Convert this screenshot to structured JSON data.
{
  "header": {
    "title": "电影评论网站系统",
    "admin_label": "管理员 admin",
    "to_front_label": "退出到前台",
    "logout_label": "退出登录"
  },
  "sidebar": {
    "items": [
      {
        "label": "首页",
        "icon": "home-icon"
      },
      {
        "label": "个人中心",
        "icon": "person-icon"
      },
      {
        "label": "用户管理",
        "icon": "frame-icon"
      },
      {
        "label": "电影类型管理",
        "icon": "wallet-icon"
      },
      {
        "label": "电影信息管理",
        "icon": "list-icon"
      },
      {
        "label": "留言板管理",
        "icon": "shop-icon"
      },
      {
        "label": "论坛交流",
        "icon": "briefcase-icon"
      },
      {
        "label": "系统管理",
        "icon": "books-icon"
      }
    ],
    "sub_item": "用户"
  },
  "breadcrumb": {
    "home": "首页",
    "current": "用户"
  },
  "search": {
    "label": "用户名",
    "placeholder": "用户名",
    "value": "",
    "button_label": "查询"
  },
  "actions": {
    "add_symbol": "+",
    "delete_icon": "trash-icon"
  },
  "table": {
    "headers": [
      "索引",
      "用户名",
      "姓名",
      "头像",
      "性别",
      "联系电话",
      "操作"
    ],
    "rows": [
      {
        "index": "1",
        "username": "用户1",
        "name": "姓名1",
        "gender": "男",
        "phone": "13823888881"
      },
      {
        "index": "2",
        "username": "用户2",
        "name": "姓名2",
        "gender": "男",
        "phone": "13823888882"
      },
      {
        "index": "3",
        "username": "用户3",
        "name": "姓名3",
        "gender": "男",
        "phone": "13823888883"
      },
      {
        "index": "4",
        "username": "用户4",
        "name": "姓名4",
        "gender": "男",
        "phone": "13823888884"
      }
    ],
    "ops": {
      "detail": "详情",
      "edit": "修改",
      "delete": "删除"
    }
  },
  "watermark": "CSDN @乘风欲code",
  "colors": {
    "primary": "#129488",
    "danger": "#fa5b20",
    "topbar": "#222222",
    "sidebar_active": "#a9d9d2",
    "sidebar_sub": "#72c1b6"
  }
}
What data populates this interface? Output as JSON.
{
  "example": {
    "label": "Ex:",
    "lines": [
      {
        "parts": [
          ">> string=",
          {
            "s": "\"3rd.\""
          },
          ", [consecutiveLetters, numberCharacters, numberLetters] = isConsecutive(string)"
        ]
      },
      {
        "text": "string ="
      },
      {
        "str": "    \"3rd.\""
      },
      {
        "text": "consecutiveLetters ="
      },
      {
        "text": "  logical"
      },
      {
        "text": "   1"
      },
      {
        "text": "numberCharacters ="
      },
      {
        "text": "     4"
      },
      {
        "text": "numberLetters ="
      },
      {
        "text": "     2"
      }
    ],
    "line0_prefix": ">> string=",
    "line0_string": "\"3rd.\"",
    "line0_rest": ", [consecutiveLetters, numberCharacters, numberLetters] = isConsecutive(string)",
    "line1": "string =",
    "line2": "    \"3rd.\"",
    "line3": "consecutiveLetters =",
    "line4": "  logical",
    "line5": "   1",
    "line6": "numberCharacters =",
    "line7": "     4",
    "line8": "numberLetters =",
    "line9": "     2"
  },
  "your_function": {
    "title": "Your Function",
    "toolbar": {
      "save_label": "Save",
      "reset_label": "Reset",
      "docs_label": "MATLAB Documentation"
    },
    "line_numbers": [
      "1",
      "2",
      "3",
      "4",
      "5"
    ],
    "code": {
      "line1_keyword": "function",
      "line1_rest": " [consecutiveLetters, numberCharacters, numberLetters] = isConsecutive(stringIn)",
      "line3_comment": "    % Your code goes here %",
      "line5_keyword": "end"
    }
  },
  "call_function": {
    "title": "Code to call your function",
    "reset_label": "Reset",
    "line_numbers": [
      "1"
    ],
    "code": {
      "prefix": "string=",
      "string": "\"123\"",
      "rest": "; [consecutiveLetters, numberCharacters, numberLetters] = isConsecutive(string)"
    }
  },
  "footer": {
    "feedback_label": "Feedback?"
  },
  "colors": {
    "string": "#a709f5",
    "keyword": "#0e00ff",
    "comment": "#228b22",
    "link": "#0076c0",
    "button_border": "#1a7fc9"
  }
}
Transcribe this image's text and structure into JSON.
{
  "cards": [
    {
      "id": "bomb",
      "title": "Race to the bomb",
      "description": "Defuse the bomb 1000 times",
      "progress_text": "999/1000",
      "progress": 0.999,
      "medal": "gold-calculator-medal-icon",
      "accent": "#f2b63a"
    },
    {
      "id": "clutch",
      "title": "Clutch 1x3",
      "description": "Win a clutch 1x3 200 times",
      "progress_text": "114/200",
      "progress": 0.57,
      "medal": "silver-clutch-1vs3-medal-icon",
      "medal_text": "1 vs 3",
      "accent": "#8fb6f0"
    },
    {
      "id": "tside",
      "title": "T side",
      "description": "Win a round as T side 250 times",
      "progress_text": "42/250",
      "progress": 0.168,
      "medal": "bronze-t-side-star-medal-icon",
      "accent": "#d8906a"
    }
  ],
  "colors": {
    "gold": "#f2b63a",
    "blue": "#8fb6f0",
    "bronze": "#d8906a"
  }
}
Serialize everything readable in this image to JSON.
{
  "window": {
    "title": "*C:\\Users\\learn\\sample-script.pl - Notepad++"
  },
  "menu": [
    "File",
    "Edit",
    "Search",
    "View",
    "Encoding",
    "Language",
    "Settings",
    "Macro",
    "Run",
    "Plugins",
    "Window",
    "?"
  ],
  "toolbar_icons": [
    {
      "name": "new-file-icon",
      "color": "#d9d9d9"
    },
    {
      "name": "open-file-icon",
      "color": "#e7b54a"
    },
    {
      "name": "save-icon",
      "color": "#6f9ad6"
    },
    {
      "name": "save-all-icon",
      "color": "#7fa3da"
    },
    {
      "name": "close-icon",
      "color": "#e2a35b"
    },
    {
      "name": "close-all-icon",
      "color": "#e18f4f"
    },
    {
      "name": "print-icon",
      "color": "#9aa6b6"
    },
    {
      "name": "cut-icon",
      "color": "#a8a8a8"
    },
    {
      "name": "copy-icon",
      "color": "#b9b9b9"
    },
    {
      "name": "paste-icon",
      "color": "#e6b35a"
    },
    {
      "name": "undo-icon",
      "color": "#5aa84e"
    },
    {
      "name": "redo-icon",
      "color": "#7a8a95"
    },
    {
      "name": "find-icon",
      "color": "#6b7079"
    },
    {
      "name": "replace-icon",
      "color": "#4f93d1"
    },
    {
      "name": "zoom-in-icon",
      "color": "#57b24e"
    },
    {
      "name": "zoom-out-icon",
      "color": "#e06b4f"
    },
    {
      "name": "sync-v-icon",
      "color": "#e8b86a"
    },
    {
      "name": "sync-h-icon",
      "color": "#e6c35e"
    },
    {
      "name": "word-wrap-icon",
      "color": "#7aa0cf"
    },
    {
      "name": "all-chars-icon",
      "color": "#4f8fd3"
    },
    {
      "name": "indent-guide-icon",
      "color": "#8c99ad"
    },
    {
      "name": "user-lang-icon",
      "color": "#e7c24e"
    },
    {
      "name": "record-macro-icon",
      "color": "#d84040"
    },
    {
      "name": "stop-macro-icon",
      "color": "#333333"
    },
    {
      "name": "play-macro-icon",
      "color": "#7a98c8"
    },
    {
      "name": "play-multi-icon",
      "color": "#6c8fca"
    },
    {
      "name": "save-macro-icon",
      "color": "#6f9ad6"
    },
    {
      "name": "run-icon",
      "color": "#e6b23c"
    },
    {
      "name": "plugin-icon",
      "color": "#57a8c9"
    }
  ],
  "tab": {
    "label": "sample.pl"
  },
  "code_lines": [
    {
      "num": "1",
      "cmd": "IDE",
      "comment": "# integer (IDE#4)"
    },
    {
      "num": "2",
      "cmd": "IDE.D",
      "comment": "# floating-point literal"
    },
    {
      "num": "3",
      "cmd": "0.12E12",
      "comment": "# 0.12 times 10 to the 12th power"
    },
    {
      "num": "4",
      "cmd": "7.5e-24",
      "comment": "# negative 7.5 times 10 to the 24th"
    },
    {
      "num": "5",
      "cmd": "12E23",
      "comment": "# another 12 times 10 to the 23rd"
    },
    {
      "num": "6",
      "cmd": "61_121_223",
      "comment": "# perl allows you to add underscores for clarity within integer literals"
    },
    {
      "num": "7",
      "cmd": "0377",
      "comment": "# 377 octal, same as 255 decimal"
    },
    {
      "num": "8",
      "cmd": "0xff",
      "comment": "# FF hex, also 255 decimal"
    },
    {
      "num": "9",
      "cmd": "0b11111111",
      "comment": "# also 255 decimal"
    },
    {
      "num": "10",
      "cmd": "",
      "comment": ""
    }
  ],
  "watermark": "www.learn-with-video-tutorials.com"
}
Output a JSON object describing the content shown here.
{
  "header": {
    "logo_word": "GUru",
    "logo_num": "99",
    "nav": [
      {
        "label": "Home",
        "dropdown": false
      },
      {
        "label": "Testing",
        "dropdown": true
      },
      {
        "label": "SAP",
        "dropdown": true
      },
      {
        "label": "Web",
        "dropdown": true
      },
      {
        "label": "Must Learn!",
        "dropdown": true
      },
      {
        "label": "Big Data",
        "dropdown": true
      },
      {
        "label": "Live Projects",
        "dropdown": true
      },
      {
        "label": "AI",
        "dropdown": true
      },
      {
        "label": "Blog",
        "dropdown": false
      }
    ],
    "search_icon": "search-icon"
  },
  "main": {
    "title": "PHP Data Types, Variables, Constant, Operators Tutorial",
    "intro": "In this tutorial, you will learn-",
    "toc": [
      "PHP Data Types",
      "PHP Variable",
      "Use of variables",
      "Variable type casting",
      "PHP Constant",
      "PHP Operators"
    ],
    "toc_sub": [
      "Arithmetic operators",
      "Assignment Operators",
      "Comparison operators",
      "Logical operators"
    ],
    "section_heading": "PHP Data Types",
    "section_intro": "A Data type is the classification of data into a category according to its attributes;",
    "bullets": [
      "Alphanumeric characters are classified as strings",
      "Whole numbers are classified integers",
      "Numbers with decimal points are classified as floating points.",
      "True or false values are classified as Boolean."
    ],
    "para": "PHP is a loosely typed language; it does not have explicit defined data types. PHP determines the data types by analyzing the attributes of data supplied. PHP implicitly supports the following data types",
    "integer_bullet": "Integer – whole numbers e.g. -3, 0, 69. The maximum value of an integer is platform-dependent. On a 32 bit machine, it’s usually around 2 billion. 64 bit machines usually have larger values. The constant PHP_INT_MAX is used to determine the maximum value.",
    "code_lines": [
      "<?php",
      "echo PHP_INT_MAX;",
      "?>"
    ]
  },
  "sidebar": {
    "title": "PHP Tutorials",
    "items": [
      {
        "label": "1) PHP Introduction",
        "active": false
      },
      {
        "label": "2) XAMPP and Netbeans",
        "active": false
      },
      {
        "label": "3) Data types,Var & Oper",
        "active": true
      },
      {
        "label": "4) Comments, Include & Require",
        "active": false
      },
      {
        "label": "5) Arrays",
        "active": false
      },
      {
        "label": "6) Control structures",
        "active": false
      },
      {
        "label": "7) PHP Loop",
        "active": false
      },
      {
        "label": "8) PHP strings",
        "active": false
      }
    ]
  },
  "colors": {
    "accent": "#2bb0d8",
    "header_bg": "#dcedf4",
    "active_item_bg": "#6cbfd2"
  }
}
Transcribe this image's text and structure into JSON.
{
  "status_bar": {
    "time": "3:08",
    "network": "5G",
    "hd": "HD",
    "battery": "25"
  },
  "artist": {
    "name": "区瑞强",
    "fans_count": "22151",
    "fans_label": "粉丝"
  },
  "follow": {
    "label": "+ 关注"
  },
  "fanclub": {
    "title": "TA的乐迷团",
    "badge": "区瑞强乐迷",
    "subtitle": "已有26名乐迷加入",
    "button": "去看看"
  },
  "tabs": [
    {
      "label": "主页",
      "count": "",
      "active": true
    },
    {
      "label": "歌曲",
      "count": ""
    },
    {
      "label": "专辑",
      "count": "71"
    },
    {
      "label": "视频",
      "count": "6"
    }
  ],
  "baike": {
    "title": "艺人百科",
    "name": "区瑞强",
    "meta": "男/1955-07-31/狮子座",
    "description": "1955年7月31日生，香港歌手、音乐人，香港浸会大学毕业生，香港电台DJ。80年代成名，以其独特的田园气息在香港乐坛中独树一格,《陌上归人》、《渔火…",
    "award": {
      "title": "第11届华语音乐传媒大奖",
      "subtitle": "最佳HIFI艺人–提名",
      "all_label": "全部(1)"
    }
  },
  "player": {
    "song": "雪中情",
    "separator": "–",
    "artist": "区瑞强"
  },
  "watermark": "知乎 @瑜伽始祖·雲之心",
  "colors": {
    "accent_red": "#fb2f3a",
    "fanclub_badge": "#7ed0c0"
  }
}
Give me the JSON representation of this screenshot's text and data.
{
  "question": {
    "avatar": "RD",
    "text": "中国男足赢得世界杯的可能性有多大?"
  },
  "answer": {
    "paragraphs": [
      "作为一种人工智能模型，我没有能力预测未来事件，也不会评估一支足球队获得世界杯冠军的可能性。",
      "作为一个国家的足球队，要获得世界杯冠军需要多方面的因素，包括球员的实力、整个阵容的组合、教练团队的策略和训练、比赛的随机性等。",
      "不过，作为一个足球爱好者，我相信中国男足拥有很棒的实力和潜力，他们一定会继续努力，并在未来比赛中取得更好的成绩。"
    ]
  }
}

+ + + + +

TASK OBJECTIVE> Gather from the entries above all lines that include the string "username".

EXERCISE RESPONSE>
        "username": "用户1",
        "username": "用户2",
        "username": "用户3",
        "username": "用户4",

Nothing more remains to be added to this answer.